(Stored items)
-------------------------
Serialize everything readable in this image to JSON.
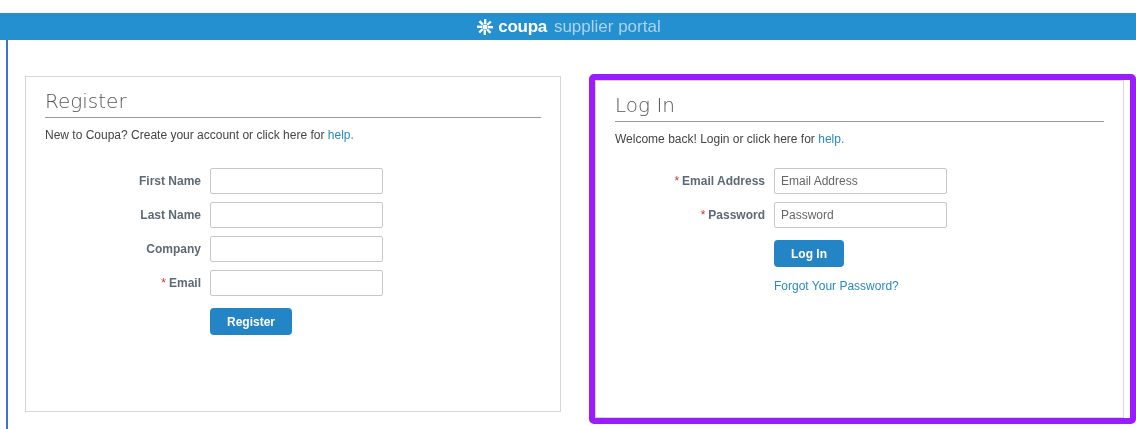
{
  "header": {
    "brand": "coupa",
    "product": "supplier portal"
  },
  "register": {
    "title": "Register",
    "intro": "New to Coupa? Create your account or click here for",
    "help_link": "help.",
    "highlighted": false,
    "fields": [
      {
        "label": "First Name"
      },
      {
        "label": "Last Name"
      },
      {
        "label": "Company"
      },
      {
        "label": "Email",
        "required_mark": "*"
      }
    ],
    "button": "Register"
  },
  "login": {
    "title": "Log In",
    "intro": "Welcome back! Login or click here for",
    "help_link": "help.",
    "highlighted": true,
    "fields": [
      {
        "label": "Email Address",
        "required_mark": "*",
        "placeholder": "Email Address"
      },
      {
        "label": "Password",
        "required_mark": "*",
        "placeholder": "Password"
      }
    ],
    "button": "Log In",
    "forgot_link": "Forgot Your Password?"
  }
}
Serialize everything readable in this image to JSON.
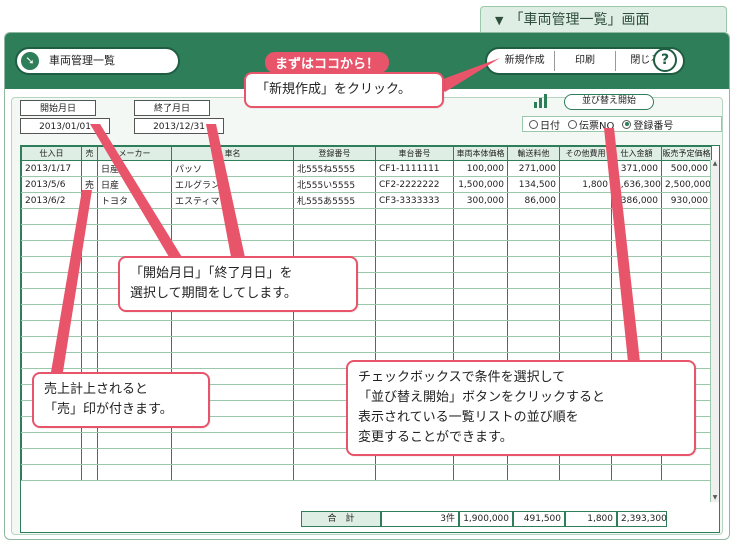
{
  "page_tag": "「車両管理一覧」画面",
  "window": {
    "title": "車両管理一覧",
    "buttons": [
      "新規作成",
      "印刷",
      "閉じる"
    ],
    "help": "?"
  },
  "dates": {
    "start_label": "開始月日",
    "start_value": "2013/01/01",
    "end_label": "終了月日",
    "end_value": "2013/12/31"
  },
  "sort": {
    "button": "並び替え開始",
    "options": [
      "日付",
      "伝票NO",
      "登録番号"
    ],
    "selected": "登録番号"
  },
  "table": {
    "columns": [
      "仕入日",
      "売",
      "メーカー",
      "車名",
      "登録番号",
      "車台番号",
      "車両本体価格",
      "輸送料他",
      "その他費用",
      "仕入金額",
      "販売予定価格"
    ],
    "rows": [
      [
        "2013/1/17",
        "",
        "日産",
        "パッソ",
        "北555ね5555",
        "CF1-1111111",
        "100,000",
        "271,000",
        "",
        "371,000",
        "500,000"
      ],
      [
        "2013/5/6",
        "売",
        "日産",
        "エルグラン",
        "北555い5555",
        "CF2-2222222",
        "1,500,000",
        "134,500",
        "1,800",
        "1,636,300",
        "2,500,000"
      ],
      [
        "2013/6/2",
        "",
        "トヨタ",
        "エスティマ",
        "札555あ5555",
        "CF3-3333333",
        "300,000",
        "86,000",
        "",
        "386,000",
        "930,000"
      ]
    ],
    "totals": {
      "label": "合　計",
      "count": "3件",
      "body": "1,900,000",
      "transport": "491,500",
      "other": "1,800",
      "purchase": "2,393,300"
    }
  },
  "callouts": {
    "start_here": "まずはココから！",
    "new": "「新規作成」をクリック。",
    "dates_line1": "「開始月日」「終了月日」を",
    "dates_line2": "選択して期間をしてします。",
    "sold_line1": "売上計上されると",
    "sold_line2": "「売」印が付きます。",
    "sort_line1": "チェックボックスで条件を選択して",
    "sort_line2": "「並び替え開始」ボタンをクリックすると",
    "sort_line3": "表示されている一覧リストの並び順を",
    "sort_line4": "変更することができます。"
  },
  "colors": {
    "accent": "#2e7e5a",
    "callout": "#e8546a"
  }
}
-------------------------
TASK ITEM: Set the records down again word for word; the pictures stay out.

YOUR SOLUTION:
Serialize everything readable in this image to JSON.
{
  "header": {
    "brand": "coupa",
    "product": "supplier portal"
  },
  "register": {
    "title": "Register",
    "intro": "New to Coupa? Create your account or click here for",
    "help_link": "help.",
    "highlighted": false,
    "fields": [
      {
        "label": "First Name"
      },
      {
        "label": "Last Name"
      },
      {
        "label": "Company"
      },
      {
        "label": "Email",
        "required_mark": "*"
      }
    ],
    "button": "Register"
  },
  "login": {
    "title": "Log In",
    "intro": "Welcome back! Login or click here for",
    "help_link": "help.",
    "highlighted": true,
    "fields": [
      {
        "label": "Email Address",
        "required_mark": "*",
        "placeholder": "Email Address"
      },
      {
        "label": "Password",
        "required_mark": "*",
        "placeholder": "Password"
      }
    ],
    "button": "Log In",
    "forgot_link": "Forgot Your Password?"
  }
}
Serialize everything readable in this image to JSON.
{
  "page_tag": "「車両管理一覧」画面",
  "window": {
    "title": "車両管理一覧",
    "buttons": [
      "新規作成",
      "印刷",
      "閉じる"
    ],
    "help": "?"
  },
  "dates": {
    "start_label": "開始月日",
    "start_value": "2013/01/01",
    "end_label": "終了月日",
    "end_value": "2013/12/31"
  },
  "sort": {
    "button": "並び替え開始",
    "options": [
      "日付",
      "伝票NO",
      "登録番号"
    ],
    "selected": "登録番号"
  },
  "table": {
    "columns": [
      "仕入日",
      "売",
      "メーカー",
      "車名",
      "登録番号",
      "車台番号",
      "車両本体価格",
      "輸送料他",
      "その他費用",
      "仕入金額",
      "販売予定価格"
    ],
    "rows": [
      [
        "2013/1/17",
        "",
        "日産",
        "パッソ",
        "北555ね5555",
        "CF1-1111111",
        "100,000",
        "271,000",
        "",
        "371,000",
        "500,000"
      ],
      [
        "2013/5/6",
        "売",
        "日産",
        "エルグラン",
        "北555い5555",
        "CF2-2222222",
        "1,500,000",
        "134,500",
        "1,800",
        "1,636,300",
        "2,500,000"
      ],
      [
        "2013/6/2",
        "",
        "トヨタ",
        "エスティマ",
        "札555あ5555",
        "CF3-3333333",
        "300,000",
        "86,000",
        "",
        "386,000",
        "930,000"
      ]
    ],
    "totals": {
      "label": "合　計",
      "count": "3件",
      "body": "1,900,000",
      "transport": "491,500",
      "other": "1,800",
      "purchase": "2,393,300"
    }
  },
  "callouts": {
    "start_here": "まずはココから！",
    "new": "「新規作成」をクリック。",
    "dates_line1": "「開始月日」「終了月日」を",
    "dates_line2": "選択して期間をしてします。",
    "sold_line1": "売上計上されると",
    "sold_line2": "「売」印が付きます。",
    "sort_line1": "チェックボックスで条件を選択して",
    "sort_line2": "「並び替え開始」ボタンをクリックすると",
    "sort_line3": "表示されている一覧リストの並び順を",
    "sort_line4": "変更することができます。"
  },
  "colors": {
    "accent": "#2e7e5a",
    "callout": "#e8546a"
  }
}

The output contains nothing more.